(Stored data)
= = = = = = =

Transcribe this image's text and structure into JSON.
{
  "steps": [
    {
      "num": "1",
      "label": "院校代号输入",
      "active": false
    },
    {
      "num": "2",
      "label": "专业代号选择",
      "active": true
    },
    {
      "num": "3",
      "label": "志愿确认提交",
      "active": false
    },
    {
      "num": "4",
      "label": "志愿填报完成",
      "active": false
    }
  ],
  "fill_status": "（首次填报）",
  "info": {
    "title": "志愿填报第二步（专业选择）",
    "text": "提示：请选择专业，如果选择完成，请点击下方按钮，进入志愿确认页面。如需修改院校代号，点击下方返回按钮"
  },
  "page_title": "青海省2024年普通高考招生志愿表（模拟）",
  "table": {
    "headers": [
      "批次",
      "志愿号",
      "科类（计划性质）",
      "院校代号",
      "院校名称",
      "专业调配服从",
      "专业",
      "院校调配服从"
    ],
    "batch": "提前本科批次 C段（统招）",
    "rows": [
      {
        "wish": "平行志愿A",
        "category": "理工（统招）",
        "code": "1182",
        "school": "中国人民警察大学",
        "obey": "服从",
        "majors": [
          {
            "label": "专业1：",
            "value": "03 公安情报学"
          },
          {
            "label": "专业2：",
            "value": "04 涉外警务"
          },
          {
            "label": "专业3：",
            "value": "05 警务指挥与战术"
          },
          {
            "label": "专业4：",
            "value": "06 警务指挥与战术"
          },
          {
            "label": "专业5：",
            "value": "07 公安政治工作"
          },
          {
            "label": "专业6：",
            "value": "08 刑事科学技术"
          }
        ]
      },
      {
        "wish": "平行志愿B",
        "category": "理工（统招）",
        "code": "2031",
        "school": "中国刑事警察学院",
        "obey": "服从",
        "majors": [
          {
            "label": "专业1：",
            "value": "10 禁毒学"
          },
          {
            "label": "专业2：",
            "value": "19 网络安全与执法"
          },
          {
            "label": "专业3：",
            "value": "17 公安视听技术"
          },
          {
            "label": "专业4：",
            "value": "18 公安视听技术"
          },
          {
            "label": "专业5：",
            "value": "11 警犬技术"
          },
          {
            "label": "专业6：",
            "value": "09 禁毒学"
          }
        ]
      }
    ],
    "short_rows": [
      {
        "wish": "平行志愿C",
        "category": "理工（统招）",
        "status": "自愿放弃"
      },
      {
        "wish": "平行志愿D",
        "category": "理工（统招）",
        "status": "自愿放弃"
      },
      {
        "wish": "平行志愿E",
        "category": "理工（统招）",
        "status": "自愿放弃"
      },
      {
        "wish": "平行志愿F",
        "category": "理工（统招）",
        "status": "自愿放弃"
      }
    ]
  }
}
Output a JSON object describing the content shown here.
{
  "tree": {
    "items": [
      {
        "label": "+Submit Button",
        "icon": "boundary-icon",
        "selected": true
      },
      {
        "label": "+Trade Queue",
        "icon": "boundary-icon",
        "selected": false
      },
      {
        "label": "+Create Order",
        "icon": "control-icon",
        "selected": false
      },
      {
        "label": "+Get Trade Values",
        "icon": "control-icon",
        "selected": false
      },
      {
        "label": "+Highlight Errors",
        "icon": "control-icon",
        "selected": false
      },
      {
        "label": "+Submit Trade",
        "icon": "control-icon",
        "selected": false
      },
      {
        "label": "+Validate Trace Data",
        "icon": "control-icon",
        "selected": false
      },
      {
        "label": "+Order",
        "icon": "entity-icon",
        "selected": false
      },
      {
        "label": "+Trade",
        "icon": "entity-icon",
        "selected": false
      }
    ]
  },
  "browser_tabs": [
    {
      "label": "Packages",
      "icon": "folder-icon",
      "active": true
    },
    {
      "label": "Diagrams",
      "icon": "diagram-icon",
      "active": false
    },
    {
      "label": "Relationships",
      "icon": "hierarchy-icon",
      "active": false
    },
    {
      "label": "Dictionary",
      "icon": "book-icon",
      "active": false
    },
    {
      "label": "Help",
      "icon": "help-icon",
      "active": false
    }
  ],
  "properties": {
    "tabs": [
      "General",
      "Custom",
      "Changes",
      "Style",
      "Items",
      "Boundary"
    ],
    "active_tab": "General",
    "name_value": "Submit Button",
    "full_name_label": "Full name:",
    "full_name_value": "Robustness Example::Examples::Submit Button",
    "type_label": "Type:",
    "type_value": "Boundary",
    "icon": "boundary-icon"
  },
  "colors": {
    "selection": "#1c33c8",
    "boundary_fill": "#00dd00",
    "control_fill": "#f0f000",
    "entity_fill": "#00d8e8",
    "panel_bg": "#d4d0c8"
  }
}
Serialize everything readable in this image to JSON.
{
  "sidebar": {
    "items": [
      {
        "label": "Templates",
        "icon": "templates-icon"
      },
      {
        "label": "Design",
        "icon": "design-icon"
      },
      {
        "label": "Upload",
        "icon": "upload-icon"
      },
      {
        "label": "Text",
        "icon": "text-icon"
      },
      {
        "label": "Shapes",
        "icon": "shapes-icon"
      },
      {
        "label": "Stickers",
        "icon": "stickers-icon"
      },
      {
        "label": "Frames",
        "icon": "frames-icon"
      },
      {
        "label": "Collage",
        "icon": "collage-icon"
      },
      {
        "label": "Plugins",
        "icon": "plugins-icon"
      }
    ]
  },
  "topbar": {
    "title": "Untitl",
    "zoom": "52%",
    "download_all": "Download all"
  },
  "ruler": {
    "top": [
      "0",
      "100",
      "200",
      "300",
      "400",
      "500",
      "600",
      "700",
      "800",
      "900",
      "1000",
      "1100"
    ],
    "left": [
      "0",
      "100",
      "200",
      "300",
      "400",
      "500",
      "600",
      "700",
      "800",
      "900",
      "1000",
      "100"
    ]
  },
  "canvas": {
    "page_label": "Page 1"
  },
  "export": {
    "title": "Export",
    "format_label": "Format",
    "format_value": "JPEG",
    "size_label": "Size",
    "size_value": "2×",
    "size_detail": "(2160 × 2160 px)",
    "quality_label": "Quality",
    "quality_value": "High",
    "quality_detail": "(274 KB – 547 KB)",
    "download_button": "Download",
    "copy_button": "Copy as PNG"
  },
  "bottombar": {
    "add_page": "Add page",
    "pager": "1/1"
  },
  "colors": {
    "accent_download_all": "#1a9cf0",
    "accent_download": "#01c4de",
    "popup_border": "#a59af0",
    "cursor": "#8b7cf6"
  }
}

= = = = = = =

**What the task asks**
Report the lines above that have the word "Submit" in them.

**Your solution**
        "label": "+Submit Button",
        "label": "+Submit Trade",
    "name_value": "Submit Button",
    "full_name_value": "Robustness Example::Examples::Submit Button",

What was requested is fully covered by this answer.